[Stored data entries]
· · ·

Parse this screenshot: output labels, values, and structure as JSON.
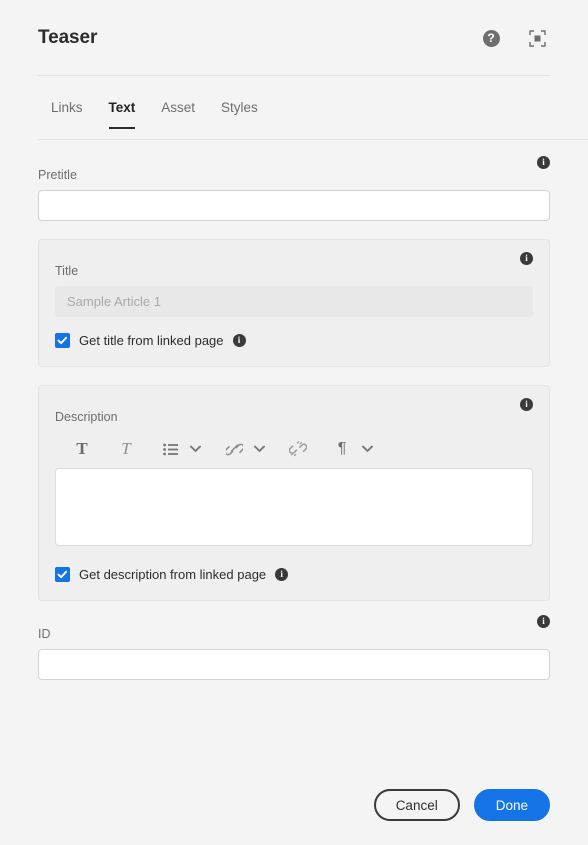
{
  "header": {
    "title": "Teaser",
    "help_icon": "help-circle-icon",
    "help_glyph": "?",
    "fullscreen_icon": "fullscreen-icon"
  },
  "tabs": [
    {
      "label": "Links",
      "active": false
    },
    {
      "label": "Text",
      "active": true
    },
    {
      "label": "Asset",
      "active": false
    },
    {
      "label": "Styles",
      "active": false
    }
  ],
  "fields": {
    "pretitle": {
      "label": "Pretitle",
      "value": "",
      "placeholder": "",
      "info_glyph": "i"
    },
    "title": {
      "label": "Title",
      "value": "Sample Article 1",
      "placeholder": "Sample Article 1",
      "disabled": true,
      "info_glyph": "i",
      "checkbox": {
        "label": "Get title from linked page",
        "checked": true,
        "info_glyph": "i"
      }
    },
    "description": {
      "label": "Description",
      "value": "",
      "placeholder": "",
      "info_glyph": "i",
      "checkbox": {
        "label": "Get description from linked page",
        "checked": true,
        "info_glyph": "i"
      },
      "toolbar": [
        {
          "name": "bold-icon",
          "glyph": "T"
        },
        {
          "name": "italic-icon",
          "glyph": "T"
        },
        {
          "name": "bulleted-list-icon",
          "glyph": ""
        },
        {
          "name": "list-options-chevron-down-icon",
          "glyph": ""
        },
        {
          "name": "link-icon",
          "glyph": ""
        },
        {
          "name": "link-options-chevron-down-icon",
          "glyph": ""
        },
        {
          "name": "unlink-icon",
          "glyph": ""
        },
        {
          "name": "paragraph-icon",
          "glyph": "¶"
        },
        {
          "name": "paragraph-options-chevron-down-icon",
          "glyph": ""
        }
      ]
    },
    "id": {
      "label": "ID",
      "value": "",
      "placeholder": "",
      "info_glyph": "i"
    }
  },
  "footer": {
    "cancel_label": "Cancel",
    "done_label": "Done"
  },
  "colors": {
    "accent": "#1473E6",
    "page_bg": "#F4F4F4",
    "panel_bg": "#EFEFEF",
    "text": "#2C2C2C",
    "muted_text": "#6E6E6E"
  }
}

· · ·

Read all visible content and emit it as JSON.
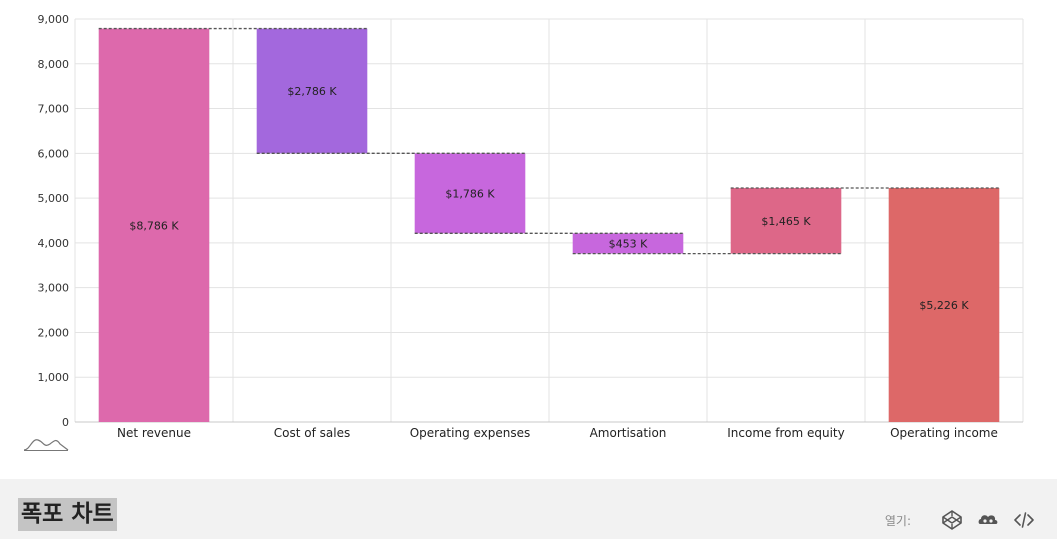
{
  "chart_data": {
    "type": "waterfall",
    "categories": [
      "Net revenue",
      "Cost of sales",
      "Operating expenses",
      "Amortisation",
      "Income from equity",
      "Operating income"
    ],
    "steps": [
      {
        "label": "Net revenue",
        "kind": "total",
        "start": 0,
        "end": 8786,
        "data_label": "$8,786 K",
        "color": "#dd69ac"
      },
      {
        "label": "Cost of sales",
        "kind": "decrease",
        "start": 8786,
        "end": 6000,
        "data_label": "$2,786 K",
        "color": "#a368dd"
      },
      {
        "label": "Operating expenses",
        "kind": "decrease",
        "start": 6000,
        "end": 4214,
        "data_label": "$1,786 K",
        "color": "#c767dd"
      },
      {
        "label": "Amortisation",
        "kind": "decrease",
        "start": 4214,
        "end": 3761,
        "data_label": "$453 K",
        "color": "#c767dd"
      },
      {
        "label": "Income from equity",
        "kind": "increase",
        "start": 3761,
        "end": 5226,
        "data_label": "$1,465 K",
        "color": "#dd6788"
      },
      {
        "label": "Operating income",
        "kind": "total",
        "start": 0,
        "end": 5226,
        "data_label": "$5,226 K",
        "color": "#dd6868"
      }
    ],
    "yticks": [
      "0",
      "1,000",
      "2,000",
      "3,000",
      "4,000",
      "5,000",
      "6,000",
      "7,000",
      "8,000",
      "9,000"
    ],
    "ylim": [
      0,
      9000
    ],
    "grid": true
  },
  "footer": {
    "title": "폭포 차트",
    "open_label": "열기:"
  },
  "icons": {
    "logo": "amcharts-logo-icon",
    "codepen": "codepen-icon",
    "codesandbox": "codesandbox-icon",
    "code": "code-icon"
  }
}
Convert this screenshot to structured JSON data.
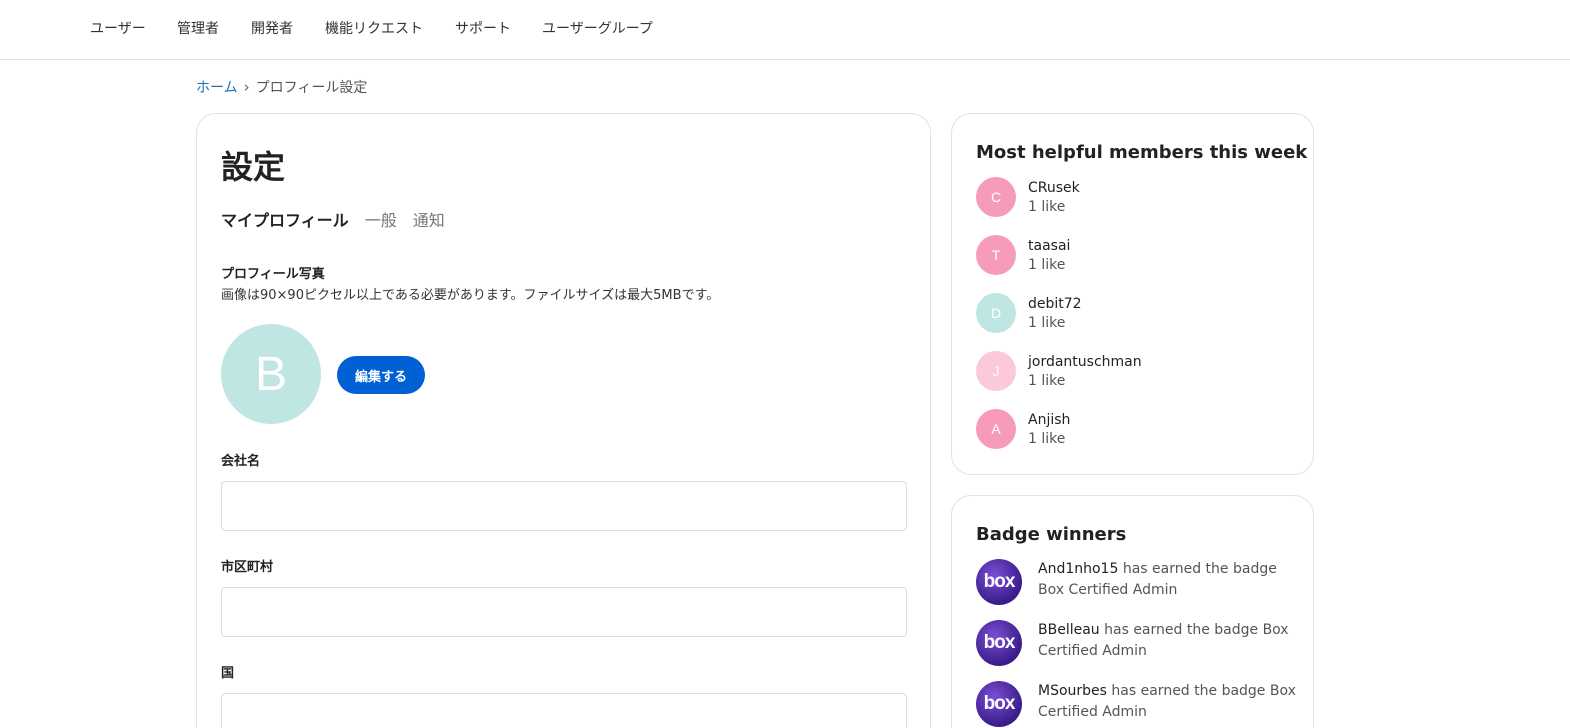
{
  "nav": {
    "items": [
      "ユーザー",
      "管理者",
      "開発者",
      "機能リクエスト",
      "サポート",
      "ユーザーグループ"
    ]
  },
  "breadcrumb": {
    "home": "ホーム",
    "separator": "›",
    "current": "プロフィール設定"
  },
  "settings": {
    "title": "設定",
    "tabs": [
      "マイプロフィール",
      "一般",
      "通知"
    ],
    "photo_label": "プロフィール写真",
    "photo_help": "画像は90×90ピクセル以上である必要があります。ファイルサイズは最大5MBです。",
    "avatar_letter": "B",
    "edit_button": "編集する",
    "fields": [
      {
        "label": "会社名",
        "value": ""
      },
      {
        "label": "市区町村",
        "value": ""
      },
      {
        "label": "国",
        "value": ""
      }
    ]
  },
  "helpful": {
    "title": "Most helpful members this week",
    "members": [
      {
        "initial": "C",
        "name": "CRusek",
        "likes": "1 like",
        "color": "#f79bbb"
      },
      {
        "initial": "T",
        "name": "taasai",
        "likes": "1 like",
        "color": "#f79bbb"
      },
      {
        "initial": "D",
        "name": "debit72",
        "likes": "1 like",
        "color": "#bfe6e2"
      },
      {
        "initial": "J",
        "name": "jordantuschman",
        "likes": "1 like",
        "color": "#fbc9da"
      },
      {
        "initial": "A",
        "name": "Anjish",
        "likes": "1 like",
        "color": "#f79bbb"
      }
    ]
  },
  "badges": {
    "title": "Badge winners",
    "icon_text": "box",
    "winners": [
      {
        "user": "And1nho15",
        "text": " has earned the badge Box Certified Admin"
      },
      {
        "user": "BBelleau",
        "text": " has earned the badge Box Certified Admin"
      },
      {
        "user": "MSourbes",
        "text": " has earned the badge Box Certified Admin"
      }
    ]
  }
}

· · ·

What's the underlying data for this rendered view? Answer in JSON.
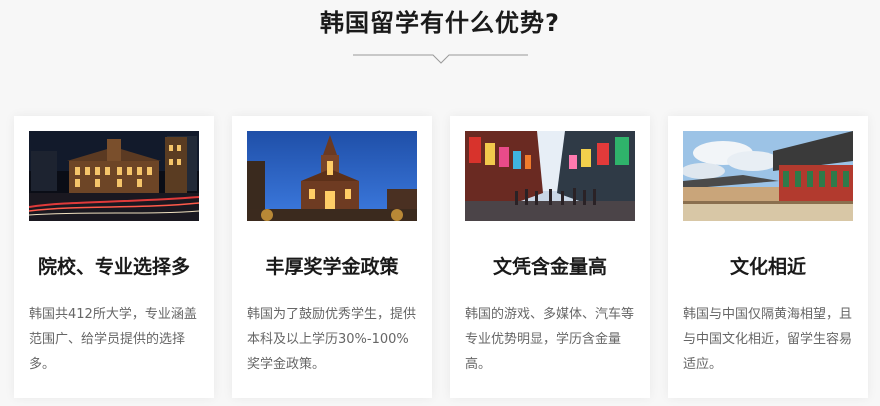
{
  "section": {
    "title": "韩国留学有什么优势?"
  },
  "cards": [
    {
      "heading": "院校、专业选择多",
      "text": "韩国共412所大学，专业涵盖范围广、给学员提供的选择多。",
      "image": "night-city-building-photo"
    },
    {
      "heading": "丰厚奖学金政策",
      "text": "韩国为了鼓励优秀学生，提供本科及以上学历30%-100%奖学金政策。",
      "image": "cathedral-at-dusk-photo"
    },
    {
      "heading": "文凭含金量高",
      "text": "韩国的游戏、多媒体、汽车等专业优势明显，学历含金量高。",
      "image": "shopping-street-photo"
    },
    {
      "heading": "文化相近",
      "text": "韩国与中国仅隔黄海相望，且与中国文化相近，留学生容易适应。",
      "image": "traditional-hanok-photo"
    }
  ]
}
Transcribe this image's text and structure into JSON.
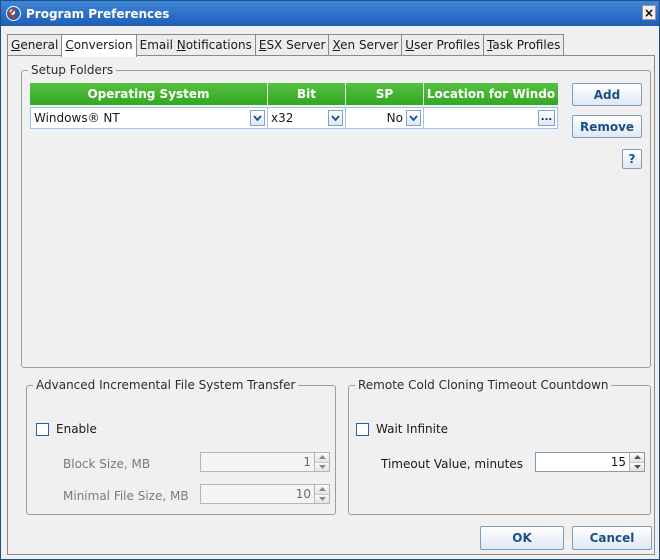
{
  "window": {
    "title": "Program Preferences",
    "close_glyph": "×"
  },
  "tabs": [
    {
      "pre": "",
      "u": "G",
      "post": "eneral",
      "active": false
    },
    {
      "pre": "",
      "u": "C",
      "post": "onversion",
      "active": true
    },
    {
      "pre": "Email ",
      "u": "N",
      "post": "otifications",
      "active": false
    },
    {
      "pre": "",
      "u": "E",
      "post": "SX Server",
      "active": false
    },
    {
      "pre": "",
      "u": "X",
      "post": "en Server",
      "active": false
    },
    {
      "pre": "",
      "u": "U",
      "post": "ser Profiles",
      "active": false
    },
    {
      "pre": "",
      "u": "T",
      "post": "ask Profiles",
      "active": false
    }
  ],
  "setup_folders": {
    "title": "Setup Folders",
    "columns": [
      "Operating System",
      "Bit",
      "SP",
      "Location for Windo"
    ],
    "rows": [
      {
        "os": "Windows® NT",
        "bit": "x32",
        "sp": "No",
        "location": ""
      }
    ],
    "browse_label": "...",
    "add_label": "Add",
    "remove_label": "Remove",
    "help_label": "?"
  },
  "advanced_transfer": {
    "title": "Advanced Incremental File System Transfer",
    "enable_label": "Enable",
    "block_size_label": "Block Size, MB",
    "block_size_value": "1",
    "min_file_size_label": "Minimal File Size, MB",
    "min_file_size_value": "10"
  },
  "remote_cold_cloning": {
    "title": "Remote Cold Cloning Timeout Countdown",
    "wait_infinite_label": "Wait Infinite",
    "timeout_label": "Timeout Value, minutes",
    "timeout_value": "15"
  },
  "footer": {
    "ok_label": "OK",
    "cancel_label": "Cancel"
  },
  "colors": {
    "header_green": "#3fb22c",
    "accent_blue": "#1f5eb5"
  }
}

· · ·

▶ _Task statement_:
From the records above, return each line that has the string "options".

▶ _Output_:
          "name": "list-options-chevron-down-icon",
          "name": "link-options-chevron-down-icon",
          "name": "paragraph-options-chevron-down-icon",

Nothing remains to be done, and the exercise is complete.